At Columbia, Piano Man's Cheap
Tickets For Joel Event Sold for $10 There, $27.50 at Harvard
While Harvard students forked over $27.50 to hear Billy Joel speak in Sanders Theatre last week, Columbia undergraduates paid just $10 to see the same show two nights earlier.
The New York school's student government subsidized Joel's talk, which drew 750 people, compared to 1200 fans who paid Harvard's higher price.
Harvard concertgoers were not pleased at the discrepancy.
"I was gypped! I should have gone to Columbia," said Dana L. Goldblatt '98, who attended the sold-out Sanders performance. "How much is tuition there, anyway?"
Jill E. Abbinanti, the treasurer of the Union of Students' Organizations at Columbia, said Joel charged "around $30,000" for the show.
The Columbia student government picked up about $22,500 of the tab from its $81,000 yearly budget, she said.

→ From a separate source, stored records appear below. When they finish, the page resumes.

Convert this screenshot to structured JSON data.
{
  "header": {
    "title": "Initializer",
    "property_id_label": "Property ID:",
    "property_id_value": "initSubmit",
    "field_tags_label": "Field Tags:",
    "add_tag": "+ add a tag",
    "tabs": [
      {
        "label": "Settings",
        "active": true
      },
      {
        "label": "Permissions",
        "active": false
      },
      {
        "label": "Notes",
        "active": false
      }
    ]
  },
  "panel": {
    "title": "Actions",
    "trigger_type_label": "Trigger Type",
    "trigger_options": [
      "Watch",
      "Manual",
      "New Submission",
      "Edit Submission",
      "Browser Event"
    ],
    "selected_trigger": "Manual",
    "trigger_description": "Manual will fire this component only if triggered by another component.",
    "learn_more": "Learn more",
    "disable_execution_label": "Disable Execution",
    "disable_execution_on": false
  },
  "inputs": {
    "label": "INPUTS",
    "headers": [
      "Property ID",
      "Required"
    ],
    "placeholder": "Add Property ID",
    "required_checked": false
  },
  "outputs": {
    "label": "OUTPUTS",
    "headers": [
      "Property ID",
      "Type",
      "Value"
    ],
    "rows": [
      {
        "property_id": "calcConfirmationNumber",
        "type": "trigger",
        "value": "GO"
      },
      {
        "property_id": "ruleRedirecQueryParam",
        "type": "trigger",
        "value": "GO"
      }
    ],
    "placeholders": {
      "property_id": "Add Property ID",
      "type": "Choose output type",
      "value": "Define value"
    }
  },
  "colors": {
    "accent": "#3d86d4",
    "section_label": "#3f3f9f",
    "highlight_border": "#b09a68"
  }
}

But at Harvard, the event was co-sponsored by the Office of Government, Community and Public Affairs and the Don Lawr Company, a concert promoter.
Kevin A. McCluskey '76, director of community relations at the office, said Harvard's goal was to put the event on at its production cost. Ticket prices were higher here because the event was not subsidized by another organization, like the Undergraduate Council.
In fact, the Harvard show couldn't have been subsidized, because Joel only gave a few weeks' notice before coming, McCluskey said.
"It had to happen very quickly," he said. "The time frame was three weeks between when we started to put it together and when he walked on stage."
He noted that ticket prices last summer for Billy Joel and Elton John at Foxboro started at about $85, making the Harvard event relatively inexpensive.
Sanders Theatre's sell-out meant that a few thousand dollars will go back into a non-profit community group, he said.
But students said they were annoyed by the Harvard event's relatively high price.
"I don't feel I got my money's worth at all," said Jon J. Finer '98. "You can see a lot of concerts for $27."
"Where's our student government?" Goldblatt asked. "Do we have one? No, really, do we?"